Work order:
Write out every entry once more, character for character.

Records from a data source:

━━━━━━━━━━

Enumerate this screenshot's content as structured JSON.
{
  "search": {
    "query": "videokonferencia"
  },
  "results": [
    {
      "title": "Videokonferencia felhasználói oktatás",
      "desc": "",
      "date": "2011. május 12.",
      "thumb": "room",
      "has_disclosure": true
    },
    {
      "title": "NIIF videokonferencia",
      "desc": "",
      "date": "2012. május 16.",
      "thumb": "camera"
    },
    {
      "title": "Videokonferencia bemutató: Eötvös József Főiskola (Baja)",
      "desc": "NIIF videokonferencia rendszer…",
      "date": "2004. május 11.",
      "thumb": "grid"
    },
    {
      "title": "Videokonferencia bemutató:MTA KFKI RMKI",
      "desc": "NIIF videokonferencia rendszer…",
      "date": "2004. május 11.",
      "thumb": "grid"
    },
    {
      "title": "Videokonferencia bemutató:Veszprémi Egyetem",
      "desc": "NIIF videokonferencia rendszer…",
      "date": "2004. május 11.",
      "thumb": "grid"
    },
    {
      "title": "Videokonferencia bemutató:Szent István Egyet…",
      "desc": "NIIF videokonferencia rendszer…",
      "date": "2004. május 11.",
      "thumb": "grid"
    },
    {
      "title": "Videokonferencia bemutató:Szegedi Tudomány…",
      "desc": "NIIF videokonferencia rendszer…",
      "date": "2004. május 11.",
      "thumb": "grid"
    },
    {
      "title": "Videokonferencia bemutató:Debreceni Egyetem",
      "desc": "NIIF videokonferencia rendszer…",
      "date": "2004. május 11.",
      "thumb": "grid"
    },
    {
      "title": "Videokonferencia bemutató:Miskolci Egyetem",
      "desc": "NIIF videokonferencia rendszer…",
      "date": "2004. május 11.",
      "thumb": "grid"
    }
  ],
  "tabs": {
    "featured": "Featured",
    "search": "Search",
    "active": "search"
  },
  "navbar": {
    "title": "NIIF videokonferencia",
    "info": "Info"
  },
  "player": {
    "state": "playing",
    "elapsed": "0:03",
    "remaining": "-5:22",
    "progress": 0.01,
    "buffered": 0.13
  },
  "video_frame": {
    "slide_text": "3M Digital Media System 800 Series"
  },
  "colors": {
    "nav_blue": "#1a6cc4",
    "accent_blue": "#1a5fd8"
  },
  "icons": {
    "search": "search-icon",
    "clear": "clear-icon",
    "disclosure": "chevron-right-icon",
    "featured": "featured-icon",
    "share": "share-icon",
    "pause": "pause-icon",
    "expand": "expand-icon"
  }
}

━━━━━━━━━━

Worked solution:
Enumerate this screenshot's content as structured JSON.
{
  "search": {
    "query": "videokonferencia"
  },
  "results": [
    {
      "title": "Videokonferencia felhasználói oktatás",
      "desc": "",
      "date": "2011. május 12.",
      "thumb": "room",
      "has_disclosure": true
    },
    {
      "title": "NIIF videokonferencia",
      "desc": "",
      "date": "2012. május 16.",
      "thumb": "camera"
    },
    {
      "title": "Videokonferencia bemutató: Eötvös József Főiskola (Baja)",
      "desc": "NIIF videokonferencia rendszer…",
      "date": "2004. május 11.",
      "thumb": "grid"
    },
    {
      "title": "Videokonferencia bemutató:MTA KFKI RMKI",
      "desc": "NIIF videokonferencia rendszer…",
      "date": "2004. május 11.",
      "thumb": "grid"
    },
    {
      "title": "Videokonferencia bemutató:Veszprémi Egyetem",
      "desc": "NIIF videokonferencia rendszer…",
      "date": "2004. május 11.",
      "thumb": "grid"
    },
    {
      "title": "Videokonferencia bemutató:Szent István Egyet…",
      "desc": "NIIF videokonferencia rendszer…",
      "date": "2004. május 11.",
      "thumb": "grid"
    },
    {
      "title": "Videokonferencia bemutató:Szegedi Tudomány…",
      "desc": "NIIF videokonferencia rendszer…",
      "date": "2004. május 11.",
      "thumb": "grid"
    },
    {
      "title": "Videokonferencia bemutató:Debreceni Egyetem",
      "desc": "NIIF videokonferencia rendszer…",
      "date": "2004. május 11.",
      "thumb": "grid"
    },
    {
      "title": "Videokonferencia bemutató:Miskolci Egyetem",
      "desc": "NIIF videokonferencia rendszer…",
      "date": "2004. május 11.",
      "thumb": "grid"
    }
  ],
  "tabs": {
    "featured": "Featured",
    "search": "Search",
    "active": "search"
  },
  "navbar": {
    "title": "NIIF videokonferencia",
    "info": "Info"
  },
  "player": {
    "state": "playing",
    "elapsed": "0:03",
    "remaining": "-5:22",
    "progress": 0.01,
    "buffered": 0.13
  },
  "video_frame": {
    "slide_text": "3M Digital Media System 800 Series"
  },
  "colors": {
    "nav_blue": "#1a6cc4",
    "accent_blue": "#1a5fd8"
  },
  "icons": {
    "search": "search-icon",
    "clear": "clear-icon",
    "disclosure": "chevron-right-icon",
    "featured": "featured-icon",
    "share": "share-icon",
    "pause": "pause-icon",
    "expand": "expand-icon"
  }
}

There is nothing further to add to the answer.